Big Man, collegiate coaching legend, two-time national coach of the year, five-time ACC coach of the year, all-time winningest coach in ACC history, coach of four ACC championship teams, University of Maryland Hall of Fame inductee, Towson State graduate, two-time All-America midfielder, dedicated president of USLCA, officer of US Lacrosse, Spirit of Tewaaraton honoree, frequent volunteer speaker on behalf of lacrosse.
Dick Edell is an educator. That he is one of the most successful coaches in the history of the sport of lacrosse is a reflection of his special talents in teach- ing and leading young men. These talents include his thorough knowledge of the game, his lifelong dedica- tion, and his fierce competitiveness. But more than anything else, what he always brought to the coach- ing sidelines were personal feelings. And his players loved him for that. He was a players’ coach.
His love for the game, for his fellow coaches, and for his players was evident at all times. He spent his en- tire coaching career doing what he loved with people he loved to be around.
In 29 collegiate seasons as a head coach, including 18 at Maryland, Dick amassed a lifetime record of 282-123. With stints at the University of Baltimore, Army and Maryland, Edell retired as the nation’s sec- ond-winningest active coach. He is the fifth all-time winningest coach in men’s lacrosse annals.

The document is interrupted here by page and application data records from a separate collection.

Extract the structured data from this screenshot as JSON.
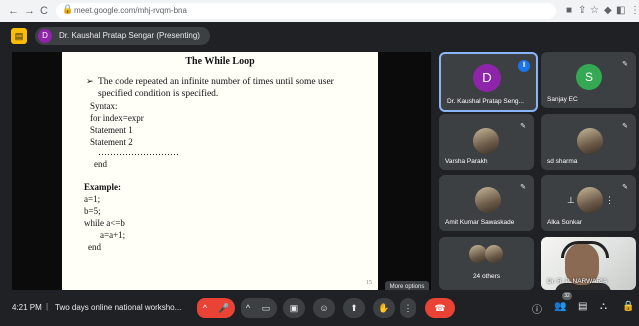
{
  "browser": {
    "back_glyph": "←",
    "forward_glyph": "→",
    "reload_glyph": "C",
    "home_glyph": "⌂",
    "url": "meet.google.com/mhj-rvqm-bna",
    "right_icons": [
      "■",
      "⇪",
      "☆",
      "◆",
      "◧",
      "⋮"
    ]
  },
  "banner": {
    "presenter_initial": "D",
    "presenting_text": "Dr. Kaushal Pratap Sengar (Presenting)"
  },
  "slide": {
    "title": "The While Loop",
    "bullet_marker": "➢",
    "bullet_text": "The code repeated an infinite number of times until some user specified condition is specified.",
    "syntax_label": "Syntax:",
    "syntax_lines": [
      "for index=expr",
      "Statement 1",
      "Statement 2",
      "………………………",
      "end"
    ],
    "example_label": "Example:",
    "example_lines": [
      "a=1;",
      "b=5;",
      "while a<=b",
      "a=a+1;",
      "end"
    ],
    "page_number": "15"
  },
  "participants": [
    {
      "name": "Dr. Kaushal Pratap Seng...",
      "initial": "D",
      "avatar_color": "#8e24aa",
      "speaking": true
    },
    {
      "name": "Sanjay EC",
      "initial": "S",
      "avatar_color": "#34a853",
      "muted": true
    },
    {
      "name": "Varsha Parakh",
      "muted": true
    },
    {
      "name": "sd sharma",
      "muted": true
    },
    {
      "name": "Amit Kumar Sawaskade",
      "muted": true
    },
    {
      "name": "Alka Sonkar",
      "muted": true
    },
    {
      "name": "24 others"
    },
    {
      "name": "Dr. R. P. NARWARIA"
    }
  ],
  "bottom": {
    "time": "4:21 PM",
    "separator": "|",
    "meeting_title": "Two days online national worksho...",
    "tooltip": "More options",
    "people_count": "32",
    "controls": [
      "^",
      "🎤",
      "^",
      "▭",
      "▣",
      "☺",
      "⬆",
      "✋",
      "⋮",
      "☎"
    ],
    "right_icons": [
      "ⓘ",
      "👥",
      "▤",
      "⛬",
      "🔒"
    ]
  },
  "colors": {
    "background": "#202124",
    "tile": "#3c4043",
    "hangup": "#ea4335",
    "highlight": "#8ab4f8"
  }
}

Affectionately known on the College Park campus as “Big Man,” he led his teams to three NCAA championship lacrosse games and 20 NCAA Tournament appearances (17 in Division I), including 13 at Maryland. He ranks second among coaches in number of NCAA tournament appearances. In 32 years as a high school and college head coach, he never had a losing record. He was the coach of two MSAA championship teams while at Calvert Hall HS. He also coached the University of Baltimore to a Division II national soccer championship in 1975.
After untold years of youth and coaching clinic appearances, Dick continues to give back to the game he loves. He currently serves as Chair of theTewaaraton Men’s Selection Committee and is the immediate past Secretary of the US Lacrosse Executive Committee.
He and his wife Dolores reside in Glenelg, MD but now commute on a regular basis to Newark, Delaware where their youngest daughter Erin is a member of the Blue Hens’ la- crosse team. Daughters Lisa and Krissy are both Maryland graduates. Son Gregg enjoyed a successful lacrosse career at Dartmouth and currently works in New York City.